==== Source material ====

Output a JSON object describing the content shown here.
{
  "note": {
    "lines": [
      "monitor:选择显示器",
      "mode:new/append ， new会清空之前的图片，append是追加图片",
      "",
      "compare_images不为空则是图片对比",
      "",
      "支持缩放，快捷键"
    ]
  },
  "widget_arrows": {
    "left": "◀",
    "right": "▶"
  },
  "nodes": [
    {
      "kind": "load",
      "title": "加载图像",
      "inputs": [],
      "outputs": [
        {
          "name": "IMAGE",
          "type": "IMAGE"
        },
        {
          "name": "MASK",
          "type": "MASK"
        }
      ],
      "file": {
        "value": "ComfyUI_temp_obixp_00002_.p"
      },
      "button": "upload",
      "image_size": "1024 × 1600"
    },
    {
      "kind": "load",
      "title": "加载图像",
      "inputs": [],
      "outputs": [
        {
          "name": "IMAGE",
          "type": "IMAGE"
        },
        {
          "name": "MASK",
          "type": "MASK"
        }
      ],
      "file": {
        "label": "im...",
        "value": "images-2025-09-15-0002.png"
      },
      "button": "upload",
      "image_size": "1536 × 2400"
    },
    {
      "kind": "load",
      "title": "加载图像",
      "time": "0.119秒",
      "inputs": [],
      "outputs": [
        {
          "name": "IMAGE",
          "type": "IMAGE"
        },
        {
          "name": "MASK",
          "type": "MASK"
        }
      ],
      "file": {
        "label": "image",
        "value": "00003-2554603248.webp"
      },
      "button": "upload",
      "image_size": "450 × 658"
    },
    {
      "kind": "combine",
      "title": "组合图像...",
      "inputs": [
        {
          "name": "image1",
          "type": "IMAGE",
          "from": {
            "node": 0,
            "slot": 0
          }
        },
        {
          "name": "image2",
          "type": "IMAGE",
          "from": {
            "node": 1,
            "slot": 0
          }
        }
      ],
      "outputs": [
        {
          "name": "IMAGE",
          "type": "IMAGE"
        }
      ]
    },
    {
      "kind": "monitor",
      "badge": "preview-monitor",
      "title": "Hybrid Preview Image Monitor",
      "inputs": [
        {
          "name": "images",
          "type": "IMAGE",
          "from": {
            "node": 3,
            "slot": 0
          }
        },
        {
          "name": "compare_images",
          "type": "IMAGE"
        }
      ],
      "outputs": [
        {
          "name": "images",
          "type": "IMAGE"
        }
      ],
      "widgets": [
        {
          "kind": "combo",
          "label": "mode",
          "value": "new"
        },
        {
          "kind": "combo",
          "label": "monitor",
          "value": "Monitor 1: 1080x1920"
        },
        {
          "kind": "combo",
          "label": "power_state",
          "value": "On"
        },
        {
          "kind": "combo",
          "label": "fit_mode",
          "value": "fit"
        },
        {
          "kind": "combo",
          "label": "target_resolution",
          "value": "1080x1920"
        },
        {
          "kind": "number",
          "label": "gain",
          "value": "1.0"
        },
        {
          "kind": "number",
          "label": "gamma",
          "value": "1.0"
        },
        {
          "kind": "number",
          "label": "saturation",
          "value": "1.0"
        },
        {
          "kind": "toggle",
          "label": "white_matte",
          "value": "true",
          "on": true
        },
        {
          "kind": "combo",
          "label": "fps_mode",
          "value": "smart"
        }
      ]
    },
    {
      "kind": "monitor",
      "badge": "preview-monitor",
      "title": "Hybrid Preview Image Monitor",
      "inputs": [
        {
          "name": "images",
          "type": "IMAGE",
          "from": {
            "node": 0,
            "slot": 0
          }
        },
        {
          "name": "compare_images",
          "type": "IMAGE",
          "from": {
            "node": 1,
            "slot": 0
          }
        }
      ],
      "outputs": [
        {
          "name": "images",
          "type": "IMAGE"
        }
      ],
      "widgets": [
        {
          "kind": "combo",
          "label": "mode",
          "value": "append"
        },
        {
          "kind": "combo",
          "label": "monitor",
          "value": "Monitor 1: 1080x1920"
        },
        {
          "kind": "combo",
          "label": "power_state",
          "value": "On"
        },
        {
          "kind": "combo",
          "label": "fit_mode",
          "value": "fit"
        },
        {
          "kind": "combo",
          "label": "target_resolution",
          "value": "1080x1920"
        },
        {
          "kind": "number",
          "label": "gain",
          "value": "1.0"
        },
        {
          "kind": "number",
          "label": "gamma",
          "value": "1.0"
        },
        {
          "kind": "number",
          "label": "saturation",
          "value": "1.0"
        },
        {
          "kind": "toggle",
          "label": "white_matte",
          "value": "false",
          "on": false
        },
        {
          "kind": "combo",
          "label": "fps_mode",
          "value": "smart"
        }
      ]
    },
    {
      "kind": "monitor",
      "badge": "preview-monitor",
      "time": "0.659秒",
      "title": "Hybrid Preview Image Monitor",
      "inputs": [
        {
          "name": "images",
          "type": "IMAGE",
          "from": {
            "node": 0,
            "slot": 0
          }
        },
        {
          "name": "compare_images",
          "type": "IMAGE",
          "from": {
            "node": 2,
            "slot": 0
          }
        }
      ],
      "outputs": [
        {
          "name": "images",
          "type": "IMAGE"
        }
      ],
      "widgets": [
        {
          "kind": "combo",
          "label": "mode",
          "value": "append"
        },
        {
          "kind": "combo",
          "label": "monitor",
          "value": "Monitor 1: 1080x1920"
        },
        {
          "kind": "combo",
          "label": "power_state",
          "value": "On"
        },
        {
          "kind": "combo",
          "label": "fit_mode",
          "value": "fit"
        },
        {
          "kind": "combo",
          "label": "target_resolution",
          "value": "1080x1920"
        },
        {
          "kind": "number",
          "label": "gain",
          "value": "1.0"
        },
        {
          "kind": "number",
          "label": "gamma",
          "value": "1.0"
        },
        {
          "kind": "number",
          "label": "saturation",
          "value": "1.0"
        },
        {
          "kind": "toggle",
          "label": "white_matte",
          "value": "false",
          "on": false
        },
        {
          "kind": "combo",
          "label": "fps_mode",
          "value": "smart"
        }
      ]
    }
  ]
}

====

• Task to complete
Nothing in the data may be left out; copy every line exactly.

• Expected output
Output a JSON object describing the content shown here.
{
  "note": {
    "lines": [
      "monitor:选择显示器",
      "mode:new/append ， new会清空之前的图片，append是追加图片",
      "",
      "compare_images不为空则是图片对比",
      "",
      "支持缩放，快捷键"
    ]
  },
  "widget_arrows": {
    "left": "◀",
    "right": "▶"
  },
  "nodes": [
    {
      "kind": "load",
      "title": "加载图像",
      "inputs": [],
      "outputs": [
        {
          "name": "IMAGE",
          "type": "IMAGE"
        },
        {
          "name": "MASK",
          "type": "MASK"
        }
      ],
      "file": {
        "value": "ComfyUI_temp_obixp_00002_.p"
      },
      "button": "upload",
      "image_size": "1024 × 1600"
    },
    {
      "kind": "load",
      "title": "加载图像",
      "inputs": [],
      "outputs": [
        {
          "name": "IMAGE",
          "type": "IMAGE"
        },
        {
          "name": "MASK",
          "type": "MASK"
        }
      ],
      "file": {
        "label": "im...",
        "value": "images-2025-09-15-0002.png"
      },
      "button": "upload",
      "image_size": "1536 × 2400"
    },
    {
      "kind": "load",
      "title": "加载图像",
      "time": "0.119秒",
      "inputs": [],
      "outputs": [
        {
          "name": "IMAGE",
          "type": "IMAGE"
        },
        {
          "name": "MASK",
          "type": "MASK"
        }
      ],
      "file": {
        "label": "image",
        "value": "00003-2554603248.webp"
      },
      "button": "upload",
      "image_size": "450 × 658"
    },
    {
      "kind": "combine",
      "title": "组合图像...",
      "inputs": [
        {
          "name": "image1",
          "type": "IMAGE",
          "from": {
            "node": 0,
            "slot": 0
          }
        },
        {
          "name": "image2",
          "type": "IMAGE",
          "from": {
            "node": 1,
            "slot": 0
          }
        }
      ],
      "outputs": [
        {
          "name": "IMAGE",
          "type": "IMAGE"
        }
      ]
    },
    {
      "kind": "monitor",
      "badge": "preview-monitor",
      "title": "Hybrid Preview Image Monitor",
      "inputs": [
        {
          "name": "images",
          "type": "IMAGE",
          "from": {
            "node": 3,
            "slot": 0
          }
        },
        {
          "name": "compare_images",
          "type": "IMAGE"
        }
      ],
      "outputs": [
        {
          "name": "images",
          "type": "IMAGE"
        }
      ],
      "widgets": [
        {
          "kind": "combo",
          "label": "mode",
          "value": "new"
        },
        {
          "kind": "combo",
          "label": "monitor",
          "value": "Monitor 1: 1080x1920"
        },
        {
          "kind": "combo",
          "label": "power_state",
          "value": "On"
        },
        {
          "kind": "combo",
          "label": "fit_mode",
          "value": "fit"
        },
        {
          "kind": "combo",
          "label": "target_resolution",
          "value": "1080x1920"
        },
        {
          "kind": "number",
          "label": "gain",
          "value": "1.0"
        },
        {
          "kind": "number",
          "label": "gamma",
          "value": "1.0"
        },
        {
          "kind": "number",
          "label": "saturation",
          "value": "1.0"
        },
        {
          "kind": "toggle",
          "label": "white_matte",
          "value": "true",
          "on": true
        },
        {
          "kind": "combo",
          "label": "fps_mode",
          "value": "smart"
        }
      ]
    },
    {
      "kind": "monitor",
      "badge": "preview-monitor",
      "title": "Hybrid Preview Image Monitor",
      "inputs": [
        {
          "name": "images",
          "type": "IMAGE",
          "from": {
            "node": 0,
            "slot": 0
          }
        },
        {
          "name": "compare_images",
          "type": "IMAGE",
          "from": {
            "node": 1,
            "slot": 0
          }
        }
      ],
      "outputs": [
        {
          "name": "images",
          "type": "IMAGE"
        }
      ],
      "widgets": [
        {
          "kind": "combo",
          "label": "mode",
          "value": "append"
        },
        {
          "kind": "combo",
          "label": "monitor",
          "value": "Monitor 1: 1080x1920"
        },
        {
          "kind": "combo",
          "label": "power_state",
          "value": "On"
        },
        {
          "kind": "combo",
          "label": "fit_mode",
          "value": "fit"
        },
        {
          "kind": "combo",
          "label": "target_resolution",
          "value": "1080x1920"
        },
        {
          "kind": "number",
          "label": "gain",
          "value": "1.0"
        },
        {
          "kind": "number",
          "label": "gamma",
          "value": "1.0"
        },
        {
          "kind": "number",
          "label": "saturation",
          "value": "1.0"
        },
        {
          "kind": "toggle",
          "label": "white_matte",
          "value": "false",
          "on": false
        },
        {
          "kind": "combo",
          "label": "fps_mode",
          "value": "smart"
        }
      ]
    },
    {
      "kind": "monitor",
      "badge": "preview-monitor",
      "time": "0.659秒",
      "title": "Hybrid Preview Image Monitor",
      "inputs": [
        {
          "name": "images",
          "type": "IMAGE",
          "from": {
            "node": 0,
            "slot": 0
          }
        },
        {
          "name": "compare_images",
          "type": "IMAGE",
          "from": {
            "node": 2,
            "slot": 0
          }
        }
      ],
      "outputs": [
        {
          "name": "images",
          "type": "IMAGE"
        }
      ],
      "widgets": [
        {
          "kind": "combo",
          "label": "mode",
          "value": "append"
        },
        {
          "kind": "combo",
          "label": "monitor",
          "value": "Monitor 1: 1080x1920"
        },
        {
          "kind": "combo",
          "label": "power_state",
          "value": "On"
        },
        {
          "kind": "combo",
          "label": "fit_mode",
          "value": "fit"
        },
        {
          "kind": "combo",
          "label": "target_resolution",
          "value": "1080x1920"
        },
        {
          "kind": "number",
          "label": "gain",
          "value": "1.0"
        },
        {
          "kind": "number",
          "label": "gamma",
          "value": "1.0"
        },
        {
          "kind": "number",
          "label": "saturation",
          "value": "1.0"
        },
        {
          "kind": "toggle",
          "label": "white_matte",
          "value": "false",
          "on": false
        },
        {
          "kind": "combo",
          "label": "fps_mode",
          "value": "smart"
        }
      ]
    }
  ]
}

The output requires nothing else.